> _GIVEN INFORMATION_
↓

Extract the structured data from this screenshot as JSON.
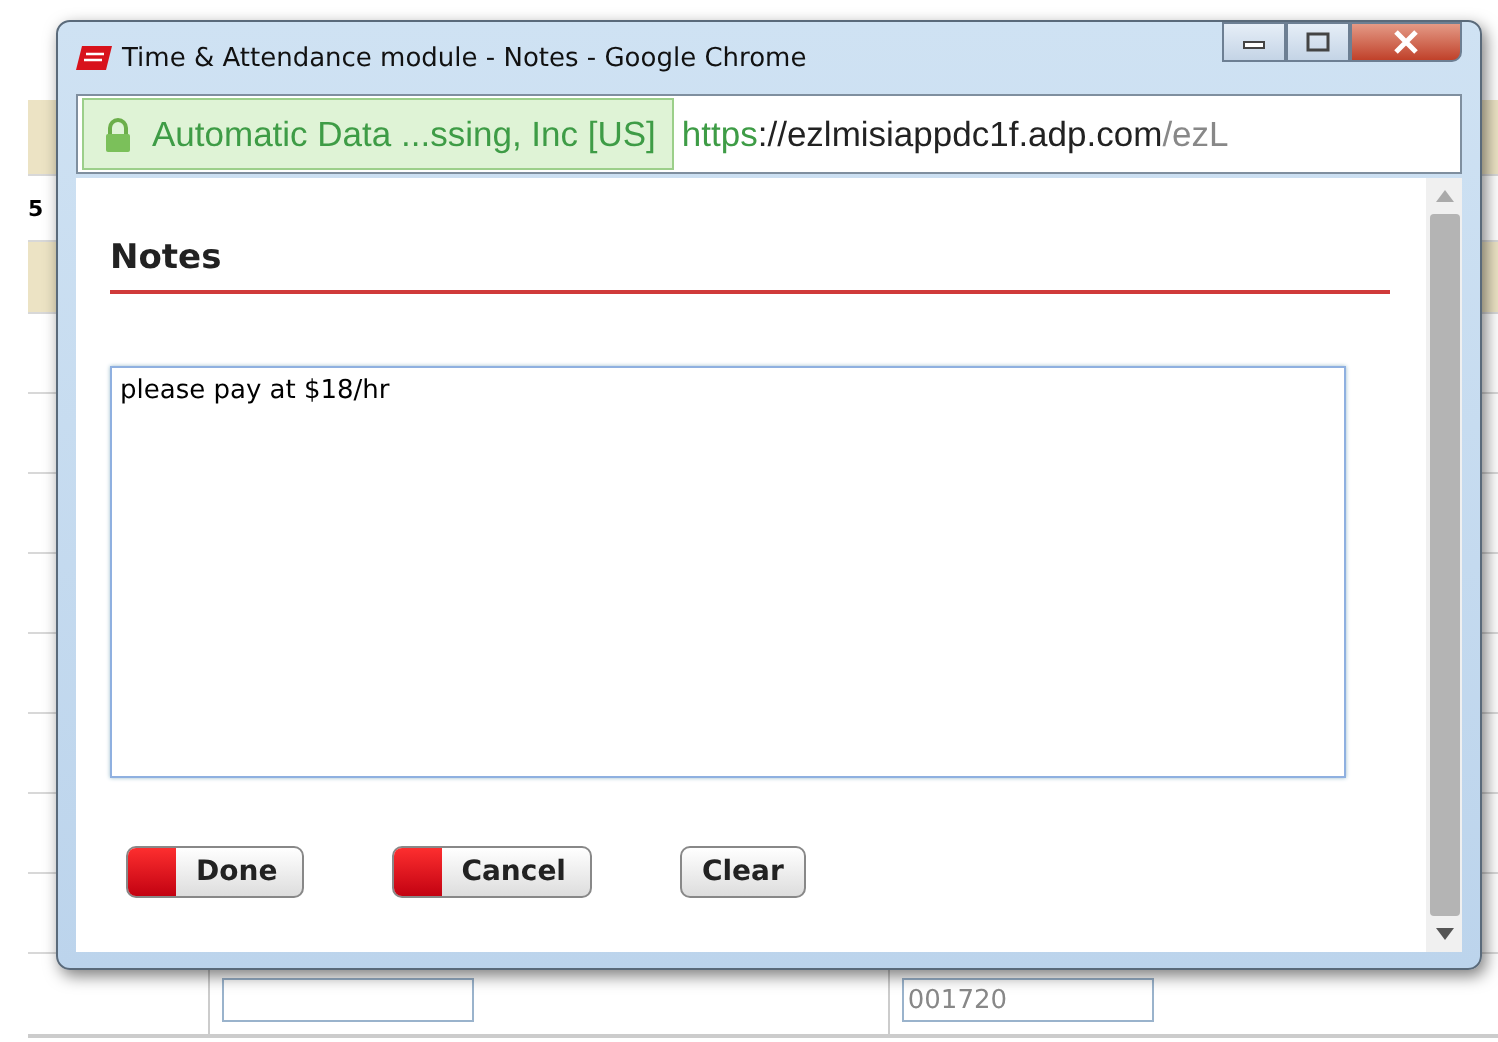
{
  "window": {
    "title": "Time & Attendance module - Notes - Google Chrome"
  },
  "address_bar": {
    "site_identity": "Automatic Data ...ssing, Inc [US]",
    "url_scheme": "https",
    "url_host": "://ezlmisiappdc1f.adp.com",
    "url_path": "/ezL"
  },
  "dialog": {
    "heading": "Notes",
    "note": {
      "value": "please pay at $18/hr"
    },
    "buttons": [
      {
        "label": "Done",
        "kind": "primary"
      },
      {
        "label": "Cancel",
        "kind": "primary"
      },
      {
        "label": "Clear",
        "kind": "plain"
      }
    ]
  },
  "background_page": {
    "row_label": "5",
    "field_value": "001720"
  }
}
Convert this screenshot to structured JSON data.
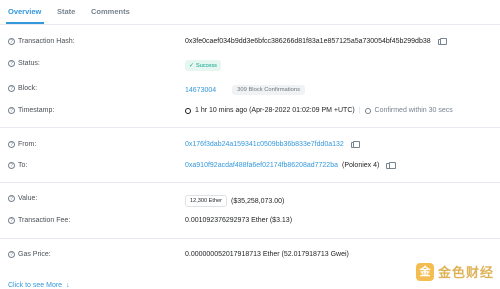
{
  "tabs": [
    {
      "label": "Overview"
    },
    {
      "label": "State"
    },
    {
      "label": "Comments"
    }
  ],
  "fields": {
    "tx_hash": {
      "label": "Transaction Hash:",
      "value": "0x3fe0caef034b9dd3e6bfcc386266d81f83a1e857125a5a730054bf45b299db38"
    },
    "status": {
      "label": "Status:",
      "value": "Success"
    },
    "block": {
      "label": "Block:",
      "value": "14673004",
      "confirmations": "309 Block Confirmations"
    },
    "timestamp": {
      "label": "Timestamp:",
      "value": "1 hr 10 mins ago (Apr-28-2022 01:02:09 PM +UTC)",
      "confirm_text": "Confirmed within 30 secs"
    },
    "from": {
      "label": "From:",
      "value": "0x176f3dab24a159341c0509bb36b833e7fdd0a132"
    },
    "to": {
      "label": "To:",
      "value": "0xa910f92acdaf488fa6ef02174fb86208ad7722ba",
      "name": "(Poloniex 4)"
    },
    "value": {
      "label": "Value:",
      "amount": "12,300 Ether",
      "usd": "($35,258,073.00)"
    },
    "fee": {
      "label": "Transaction Fee:",
      "value": "0.001092376292973 Ether ($3.13)"
    },
    "gas": {
      "label": "Gas Price:",
      "value": "0.000000052017918713 Ether (52.017918713 Gwei)"
    }
  },
  "more": {
    "label": "Click to see More",
    "arrow": "↓"
  },
  "watermark": {
    "logo": "金",
    "text": "金色财经"
  },
  "icons": {
    "help": "?",
    "check": "✓",
    "copy": "copy-icon",
    "clock": "clock-icon"
  },
  "colors": {
    "link": "#3498db",
    "success": "#00a186",
    "muted": "#77838f"
  }
}
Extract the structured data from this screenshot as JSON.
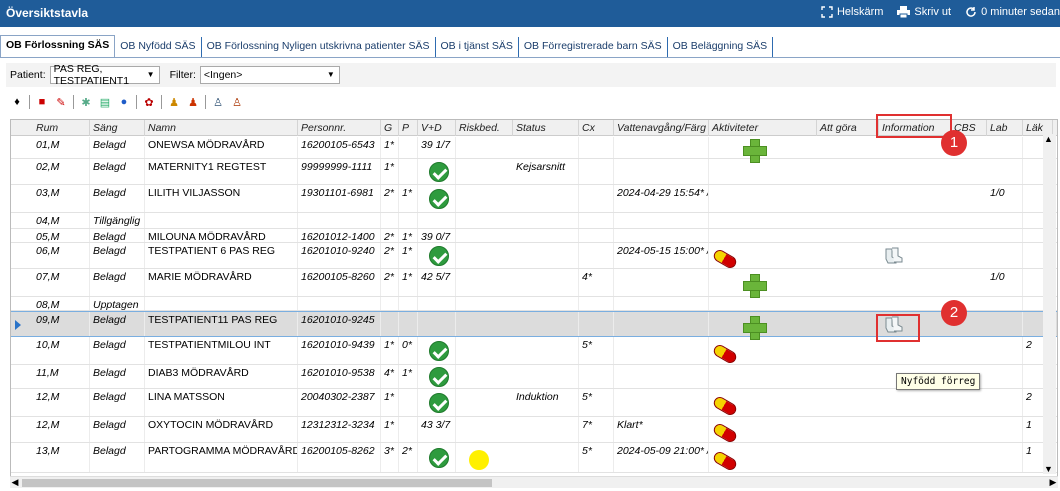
{
  "window": {
    "title": "Översiktstavla",
    "fullscreen_label": "Helskärm",
    "print_label": "Skriv ut",
    "refresh_label": "0 minuter sedan"
  },
  "tabs": [
    {
      "label": "OB Förlossning SÄS",
      "active": true
    },
    {
      "label": "OB Nyfödd SÄS"
    },
    {
      "label": "OB Förlossning Nyligen utskrivna patienter SÄS"
    },
    {
      "label": "OB i tjänst SÄS"
    },
    {
      "label": "OB Förregistrerade barn SÄS"
    },
    {
      "label": "OB Beläggning SÄS"
    }
  ],
  "filters": {
    "patient_label": "Patient:",
    "patient_value": "PAS REG, TESTPATIENT1",
    "filter_label": "Filter:",
    "filter_value": "<Ingen>"
  },
  "columns": [
    "Rum",
    "Säng",
    "Namn",
    "Personnr.",
    "G",
    "P",
    "V+D",
    "Riskbed.",
    "Status",
    "Cx",
    "Vattenavgång/Färg",
    "Aktiviteter",
    "Att göra",
    "Information",
    "CBS",
    "Lab",
    "Läk"
  ],
  "rows": [
    {
      "rum": "01,M",
      "sang": "Belagd",
      "namn": "ONEWSA MÖDRAVÅRD",
      "pnr": "16200105-6543",
      "g": "1*",
      "p": "",
      "vd": "39 1/7",
      "status": "",
      "cx": "",
      "vatten": "",
      "lab": "",
      "lak": "",
      "icons": [
        "plus"
      ]
    },
    {
      "rum": "02,M",
      "sang": "Belagd",
      "namn": "MATERNITY1 REGTEST",
      "pnr": "99999999-1111",
      "g": "1*",
      "p": "",
      "vd": "",
      "status": "Kejsarsnitt",
      "cx": "",
      "vatten": "",
      "lab": "",
      "lak": "",
      "icons": [
        "check"
      ]
    },
    {
      "rum": "03,M",
      "sang": "Belagd",
      "namn": "LILITH VILJASSON",
      "pnr": "19301101-6981",
      "g": "2*",
      "p": "1*",
      "vd": "",
      "status": "",
      "cx": "",
      "vatten": "2024-04-29 15:54* /",
      "lab": "1/0",
      "lak": "",
      "icons": [
        "check"
      ]
    },
    {
      "rum": "04,M",
      "sang": "Tillgänglig",
      "namn": "",
      "pnr": "",
      "g": "",
      "p": "",
      "vd": "",
      "status": "",
      "cx": "",
      "vatten": "",
      "lab": "",
      "lak": "",
      "icons": []
    },
    {
      "rum": "05,M",
      "sang": "Belagd",
      "namn": "MILOUNA MÖDRAVÅRD",
      "pnr": "16201012-1400",
      "g": "2*",
      "p": "1*",
      "vd": "39 0/7",
      "status": "",
      "cx": "",
      "vatten": "",
      "lab": "",
      "lak": "",
      "icons": []
    },
    {
      "rum": "06,M",
      "sang": "Belagd",
      "namn": "TESTPATIENT 6 PAS REG",
      "pnr": "16201010-9240",
      "g": "2*",
      "p": "1*",
      "vd": "",
      "status": "",
      "cx": "",
      "vatten": "2024-05-15 15:00* /",
      "lab": "",
      "lak": "",
      "icons": [
        "check",
        "pill",
        "socks"
      ]
    },
    {
      "rum": "07,M",
      "sang": "Belagd",
      "namn": "MARIE MÖDRAVÅRD",
      "pnr": "16200105-8260",
      "g": "2*",
      "p": "1*",
      "vd": "42 5/7",
      "status": "",
      "cx": "4*",
      "vatten": "",
      "lab": "1/0",
      "lak": "",
      "icons": [
        "plus"
      ]
    },
    {
      "rum": "08,M",
      "sang": "Upptagen",
      "namn": "",
      "pnr": "",
      "g": "",
      "p": "",
      "vd": "",
      "status": "",
      "cx": "",
      "vatten": "",
      "lab": "",
      "lak": "",
      "icons": []
    },
    {
      "rum": "09,M",
      "sang": "Belagd",
      "namn": "TESTPATIENT11 PAS REG",
      "pnr": "16201010-9245",
      "g": "",
      "p": "",
      "vd": "",
      "status": "",
      "cx": "",
      "vatten": "",
      "lab": "",
      "lak": "",
      "icons": [
        "plus",
        "socks"
      ],
      "selected": true
    },
    {
      "rum": "10,M",
      "sang": "Belagd",
      "namn": "TESTPATIENTMILOU INT",
      "pnr": "16201010-9439",
      "g": "1*",
      "p": "0*",
      "vd": "",
      "status": "",
      "cx": "5*",
      "vatten": "",
      "lab": "",
      "lak": "2",
      "icons": [
        "check",
        "pill"
      ]
    },
    {
      "rum": "11,M",
      "sang": "Belagd",
      "namn": "DIAB3 MÖDRAVÅRD",
      "pnr": "16201010-9538",
      "g": "4*",
      "p": "1*",
      "vd": "",
      "status": "",
      "cx": "",
      "vatten": "",
      "lab": "",
      "lak": "",
      "icons": [
        "check"
      ]
    },
    {
      "rum": "12,M",
      "sang": "Belagd",
      "namn": "LINA MATSSON",
      "pnr": "20040302-2387",
      "g": "1*",
      "p": "",
      "vd": "",
      "status": "Induktion",
      "cx": "5*",
      "vatten": "",
      "lab": "",
      "lak": "2",
      "icons": [
        "check",
        "pill"
      ]
    },
    {
      "rum": "12,M",
      "sang": "Belagd",
      "namn": "OXYTOCIN MÖDRAVÅRD",
      "pnr": "12312312-3234",
      "g": "1*",
      "p": "",
      "vd": "43 3/7",
      "status": "",
      "cx": "7*",
      "vatten": "Klart*",
      "lab": "",
      "lak": "1",
      "icons": [
        "pill"
      ]
    },
    {
      "rum": "13,M",
      "sang": "Belagd",
      "namn": "PARTOGRAMMA MÖDRAVÅRD",
      "pnr": "16200105-8262",
      "g": "3*",
      "p": "2*",
      "vd": "",
      "status": "",
      "cx": "5*",
      "vatten": "2024-05-09 21:00* /",
      "lab": "",
      "lak": "1",
      "icons": [
        "check",
        "yellow",
        "pill"
      ]
    }
  ],
  "tooltip": "Nyfödd förreg",
  "callouts": [
    "1",
    "2"
  ],
  "colors": {
    "titlebar": "#1f5c99",
    "callout": "#e03030",
    "check": "#2e9b3e",
    "plus": "#6ab53a"
  }
}
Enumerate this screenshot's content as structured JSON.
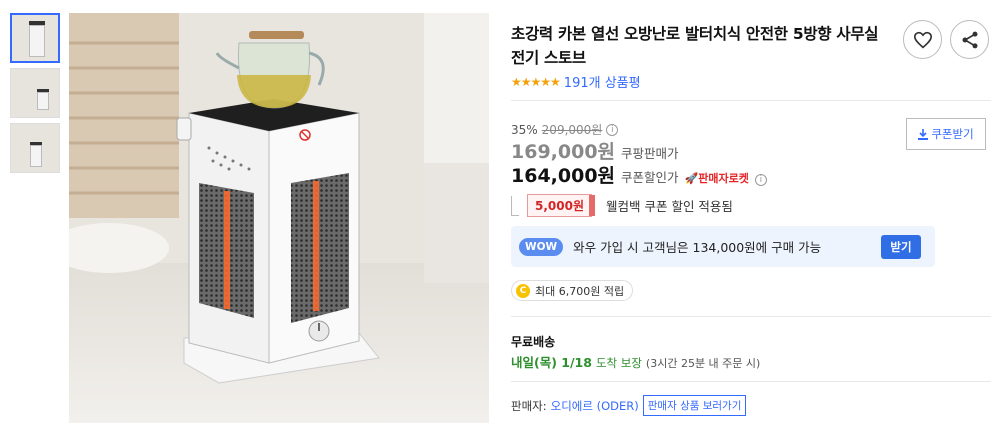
{
  "product": {
    "title": "초강력 카본 열선 오방난로 발터치식 안전한 5방향 사무실 전기 스토브",
    "stars": "★★★★★",
    "review_count": "191개 상품평"
  },
  "actions": {
    "wishlist_icon": "heart-icon",
    "share_icon": "share-icon"
  },
  "price": {
    "discount_rate": "35%",
    "original_price": "209,000원",
    "info_mark": "i",
    "sale_price": "169,000원",
    "sale_label": "쿠팡판매가",
    "coupon_price": "164,000원",
    "coupon_label": "쿠폰할인가",
    "rocket_label": "🚀판매자로켓",
    "coupon_button": "쿠폰받기"
  },
  "welcome": {
    "tag": "5,000원",
    "text": "웰컴백 쿠폰 할인 적용됨"
  },
  "wow": {
    "badge": "WOW",
    "text": "와우 가입 시 고객님은 134,000원에 구매 가능",
    "button": "받기"
  },
  "cash": {
    "coin": "C",
    "text": "최대 6,700원 적립"
  },
  "shipping": {
    "title": "무료배송",
    "date": "내일(목) 1/18",
    "note": "도착 보장",
    "cutoff": "(3시간 25분 내 주문 시)"
  },
  "seller": {
    "label": "판매자:",
    "name": "오디에르 (ODER)",
    "button": "판매자 상품 보러가기"
  },
  "colors": {
    "accent": "#346aff",
    "star": "#f2a20c",
    "rocket": "#e52528",
    "ship": "#2d8f2d"
  }
}
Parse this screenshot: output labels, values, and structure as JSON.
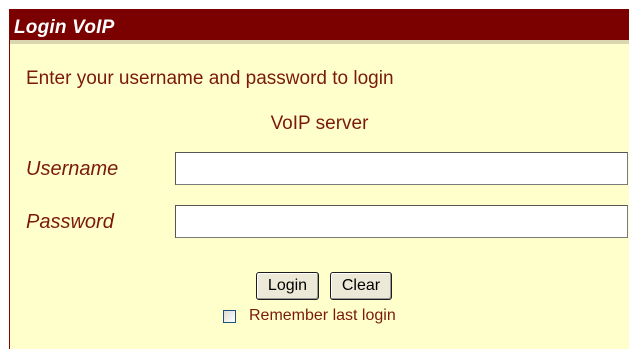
{
  "title": "Login VoIP",
  "intro_text": "Enter your username and password to login",
  "server_text": "VoIP server",
  "username": {
    "label": "Username",
    "value": ""
  },
  "password": {
    "label": "Password",
    "value": ""
  },
  "buttons": {
    "login_label": "Login",
    "clear_label": "Clear"
  },
  "remember": {
    "label": "Remember last login",
    "checked": false
  },
  "colors": {
    "header_bg": "#7b0000",
    "panel_bg": "#ffffcc",
    "label_text": "#7b1a0a"
  }
}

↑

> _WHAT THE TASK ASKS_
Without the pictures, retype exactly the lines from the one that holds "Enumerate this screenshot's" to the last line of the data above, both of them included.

> _RESPONSE AREA_
Enumerate this screenshot's content as structured JSON.
{
  "product": {
    "title": "초강력 카본 열선 오방난로 발터치식 안전한 5방향 사무실 전기 스토브",
    "stars": "★★★★★",
    "review_count": "191개 상품평"
  },
  "actions": {
    "wishlist_icon": "heart-icon",
    "share_icon": "share-icon"
  },
  "price": {
    "discount_rate": "35%",
    "original_price": "209,000원",
    "info_mark": "i",
    "sale_price": "169,000원",
    "sale_label": "쿠팡판매가",
    "coupon_price": "164,000원",
    "coupon_label": "쿠폰할인가",
    "rocket_label": "🚀판매자로켓",
    "coupon_button": "쿠폰받기"
  },
  "welcome": {
    "tag": "5,000원",
    "text": "웰컴백 쿠폰 할인 적용됨"
  },
  "wow": {
    "badge": "WOW",
    "text": "와우 가입 시 고객님은 134,000원에 구매 가능",
    "button": "받기"
  },
  "cash": {
    "coin": "C",
    "text": "최대 6,700원 적립"
  },
  "shipping": {
    "title": "무료배송",
    "date": "내일(목) 1/18",
    "note": "도착 보장",
    "cutoff": "(3시간 25분 내 주문 시)"
  },
  "seller": {
    "label": "판매자:",
    "name": "오디에르 (ODER)",
    "button": "판매자 상품 보러가기"
  },
  "colors": {
    "accent": "#346aff",
    "star": "#f2a20c",
    "rocket": "#e52528",
    "ship": "#2d8f2d"
  }
}
Parse this screenshot: output labels, values, and structure as JSON.
{
  "title": "Login VoIP",
  "intro_text": "Enter your username and password to login",
  "server_text": "VoIP server",
  "username": {
    "label": "Username",
    "value": ""
  },
  "password": {
    "label": "Password",
    "value": ""
  },
  "buttons": {
    "login_label": "Login",
    "clear_label": "Clear"
  },
  "remember": {
    "label": "Remember last login",
    "checked": false
  },
  "colors": {
    "header_bg": "#7b0000",
    "panel_bg": "#ffffcc",
    "label_text": "#7b1a0a"
  }
}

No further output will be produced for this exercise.